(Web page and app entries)
══════════
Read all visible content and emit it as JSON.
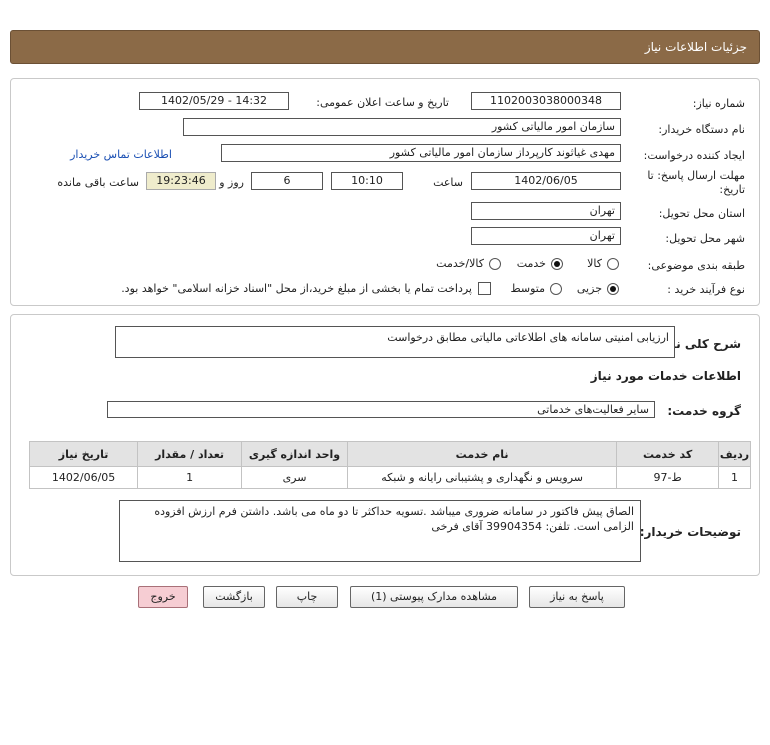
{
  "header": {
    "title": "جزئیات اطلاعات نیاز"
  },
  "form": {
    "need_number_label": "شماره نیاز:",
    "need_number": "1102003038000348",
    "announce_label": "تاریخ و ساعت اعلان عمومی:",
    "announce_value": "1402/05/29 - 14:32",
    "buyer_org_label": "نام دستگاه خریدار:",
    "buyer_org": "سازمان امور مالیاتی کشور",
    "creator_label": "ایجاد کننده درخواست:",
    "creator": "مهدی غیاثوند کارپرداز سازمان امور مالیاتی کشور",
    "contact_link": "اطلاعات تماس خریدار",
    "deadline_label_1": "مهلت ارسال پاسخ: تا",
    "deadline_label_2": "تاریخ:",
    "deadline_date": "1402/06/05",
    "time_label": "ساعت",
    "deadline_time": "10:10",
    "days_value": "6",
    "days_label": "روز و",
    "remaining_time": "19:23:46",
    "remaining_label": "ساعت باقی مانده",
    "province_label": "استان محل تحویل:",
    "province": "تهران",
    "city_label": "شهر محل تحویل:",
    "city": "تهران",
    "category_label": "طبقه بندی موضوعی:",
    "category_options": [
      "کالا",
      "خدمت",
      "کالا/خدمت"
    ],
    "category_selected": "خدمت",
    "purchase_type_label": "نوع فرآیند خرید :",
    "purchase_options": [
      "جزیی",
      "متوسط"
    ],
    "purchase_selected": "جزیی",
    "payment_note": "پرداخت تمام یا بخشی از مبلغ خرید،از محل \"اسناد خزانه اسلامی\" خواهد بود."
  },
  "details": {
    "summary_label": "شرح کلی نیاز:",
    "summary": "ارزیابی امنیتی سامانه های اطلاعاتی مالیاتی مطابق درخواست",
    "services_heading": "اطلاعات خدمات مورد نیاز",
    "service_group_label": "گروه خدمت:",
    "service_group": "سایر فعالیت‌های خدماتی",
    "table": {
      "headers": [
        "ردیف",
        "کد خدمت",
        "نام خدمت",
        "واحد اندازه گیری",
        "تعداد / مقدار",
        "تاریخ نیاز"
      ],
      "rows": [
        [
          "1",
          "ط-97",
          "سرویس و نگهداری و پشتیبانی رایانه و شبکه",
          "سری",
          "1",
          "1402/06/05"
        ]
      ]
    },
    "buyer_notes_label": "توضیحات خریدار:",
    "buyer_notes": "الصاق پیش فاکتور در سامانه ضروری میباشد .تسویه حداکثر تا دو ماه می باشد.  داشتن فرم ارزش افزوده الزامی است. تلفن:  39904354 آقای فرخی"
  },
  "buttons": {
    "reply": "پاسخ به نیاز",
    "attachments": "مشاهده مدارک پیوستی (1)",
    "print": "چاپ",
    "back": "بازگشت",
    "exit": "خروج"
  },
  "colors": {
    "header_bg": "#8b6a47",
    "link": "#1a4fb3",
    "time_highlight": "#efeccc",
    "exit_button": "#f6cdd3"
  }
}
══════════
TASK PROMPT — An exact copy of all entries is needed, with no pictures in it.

EXERCISE RESULT —
Read all visible content and emit it as JSON.
{
  "header": {
    "title": "جزئیات اطلاعات نیاز"
  },
  "form": {
    "need_number_label": "شماره نیاز:",
    "need_number": "1102003038000348",
    "announce_label": "تاریخ و ساعت اعلان عمومی:",
    "announce_value": "1402/05/29 - 14:32",
    "buyer_org_label": "نام دستگاه خریدار:",
    "buyer_org": "سازمان امور مالیاتی کشور",
    "creator_label": "ایجاد کننده درخواست:",
    "creator": "مهدی غیاثوند کارپرداز سازمان امور مالیاتی کشور",
    "contact_link": "اطلاعات تماس خریدار",
    "deadline_label_1": "مهلت ارسال پاسخ: تا",
    "deadline_label_2": "تاریخ:",
    "deadline_date": "1402/06/05",
    "time_label": "ساعت",
    "deadline_time": "10:10",
    "days_value": "6",
    "days_label": "روز و",
    "remaining_time": "19:23:46",
    "remaining_label": "ساعت باقی مانده",
    "province_label": "استان محل تحویل:",
    "province": "تهران",
    "city_label": "شهر محل تحویل:",
    "city": "تهران",
    "category_label": "طبقه بندی موضوعی:",
    "category_options": [
      "کالا",
      "خدمت",
      "کالا/خدمت"
    ],
    "category_selected": "خدمت",
    "purchase_type_label": "نوع فرآیند خرید :",
    "purchase_options": [
      "جزیی",
      "متوسط"
    ],
    "purchase_selected": "جزیی",
    "payment_note": "پرداخت تمام یا بخشی از مبلغ خرید،از محل \"اسناد خزانه اسلامی\" خواهد بود."
  },
  "details": {
    "summary_label": "شرح کلی نیاز:",
    "summary": "ارزیابی امنیتی سامانه های اطلاعاتی مالیاتی مطابق درخواست",
    "services_heading": "اطلاعات خدمات مورد نیاز",
    "service_group_label": "گروه خدمت:",
    "service_group": "سایر فعالیت‌های خدماتی",
    "table": {
      "headers": [
        "ردیف",
        "کد خدمت",
        "نام خدمت",
        "واحد اندازه گیری",
        "تعداد / مقدار",
        "تاریخ نیاز"
      ],
      "rows": [
        [
          "1",
          "ط-97",
          "سرویس و نگهداری و پشتیبانی رایانه و شبکه",
          "سری",
          "1",
          "1402/06/05"
        ]
      ]
    },
    "buyer_notes_label": "توضیحات خریدار:",
    "buyer_notes": "الصاق پیش فاکتور در سامانه ضروری میباشد .تسویه حداکثر تا دو ماه می باشد.  داشتن فرم ارزش افزوده الزامی است. تلفن:  39904354 آقای فرخی"
  },
  "buttons": {
    "reply": "پاسخ به نیاز",
    "attachments": "مشاهده مدارک پیوستی (1)",
    "print": "چاپ",
    "back": "بازگشت",
    "exit": "خروج"
  },
  "colors": {
    "header_bg": "#8b6a47",
    "link": "#1a4fb3",
    "time_highlight": "#efeccc",
    "exit_button": "#f6cdd3"
  }
}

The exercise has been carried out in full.